# More theorems about hyperbolic triangles

 The Converse of Ceva's Theorem allows us to prove some familiar looking results in hyperbolic geometry Definition An h-median of a hyperbolic triangle is an h-segment joining a vertex to the h-midpoint of the opposite side. The Medians Theorem for Hyperbolic Triangles The h-medians of a hyperbolic triangle are concurrent. The figure on the right is a CabriJava illustration of the Medians Theorem. You can move the vertices A, B and C (within the boundary circle). The points P, Q and R are the h-midpoints of the sides of the h-triangle ABC.

 The Angle Bisectors Theorem for Hyperbolic Triangles The internal angle bisectors of a hyperbolic triangle are concurrent. As in euclidean geometry, the point of concurrence of the angle bisectors is the centre of the incircle - a circle touching all three sides. Indeed, the same proof suffices. In euclidean geometry, we then look at excircles - that is to say circles which touch all three sides of a triangle, but lie outside the triangle. These are best by looking at external bisectors of the angles. If we try this in the hyperbolic plane, we may find that the h-lines do not intersect, and no excircle exists. In these theorems, the h-segments all lie within the h-triangle, so that any two must meet. Then the Converse of Ceva's Theorem gives an unconditional result. In situations where two of the h-segments lie outside the h-triangle, we can have cases where the product of the h-ratios is 1, but the h-segments do not meet. A simple example is that of (hyperbolic) altitudes.
 Definition An h-altitude of a hyperbolic triangle is an h-segment through a vertex perpendicular to the opposite side. The Altitudes Theorem for Hyperbolic Triangles If any two h-altitudes of a hyperbolic triangle meet, then the h-altitudes are concurrent. The figure on the right is a CabriJava illustration of the Altitudes Theorem. You can move the vertices A, B and C (within the boundary circle). The points P, Q and R are the feet of the h-altitudes of the h-triangle ABC. By experimenting, you should be able to see that (1) there are cases where no two meet, and that (2) these occur only in certain cases where the h-triangle has an obtuse angle.

Many other euclidean theorems have hyperbolic analogues. For example, Stewart's Theorem,
and van Obel's Theorem.

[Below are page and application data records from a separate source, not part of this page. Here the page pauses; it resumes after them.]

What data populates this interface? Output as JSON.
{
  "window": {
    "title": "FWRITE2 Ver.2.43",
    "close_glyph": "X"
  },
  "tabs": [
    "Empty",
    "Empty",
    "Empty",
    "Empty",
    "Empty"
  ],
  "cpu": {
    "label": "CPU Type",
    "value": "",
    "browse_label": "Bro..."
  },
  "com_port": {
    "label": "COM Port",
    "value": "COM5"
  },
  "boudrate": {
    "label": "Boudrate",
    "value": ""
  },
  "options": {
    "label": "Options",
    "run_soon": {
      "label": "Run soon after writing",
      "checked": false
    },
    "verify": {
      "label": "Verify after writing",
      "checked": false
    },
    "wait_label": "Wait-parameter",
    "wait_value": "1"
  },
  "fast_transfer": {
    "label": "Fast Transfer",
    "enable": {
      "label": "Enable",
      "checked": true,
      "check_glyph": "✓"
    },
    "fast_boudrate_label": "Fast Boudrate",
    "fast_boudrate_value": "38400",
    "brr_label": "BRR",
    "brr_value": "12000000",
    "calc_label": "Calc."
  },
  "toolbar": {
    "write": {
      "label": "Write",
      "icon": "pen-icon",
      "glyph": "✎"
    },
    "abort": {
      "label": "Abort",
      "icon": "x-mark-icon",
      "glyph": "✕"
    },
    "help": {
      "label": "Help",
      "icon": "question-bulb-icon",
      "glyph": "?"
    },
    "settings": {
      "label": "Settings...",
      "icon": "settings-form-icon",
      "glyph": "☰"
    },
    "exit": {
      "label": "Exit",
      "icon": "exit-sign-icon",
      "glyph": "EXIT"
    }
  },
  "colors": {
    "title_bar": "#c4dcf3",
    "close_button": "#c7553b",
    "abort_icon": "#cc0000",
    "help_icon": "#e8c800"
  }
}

In experiments with circles, we looked at the existence of a hyperbolic circle
through three points - the circumcircle of a triangle. We can now study this in detail.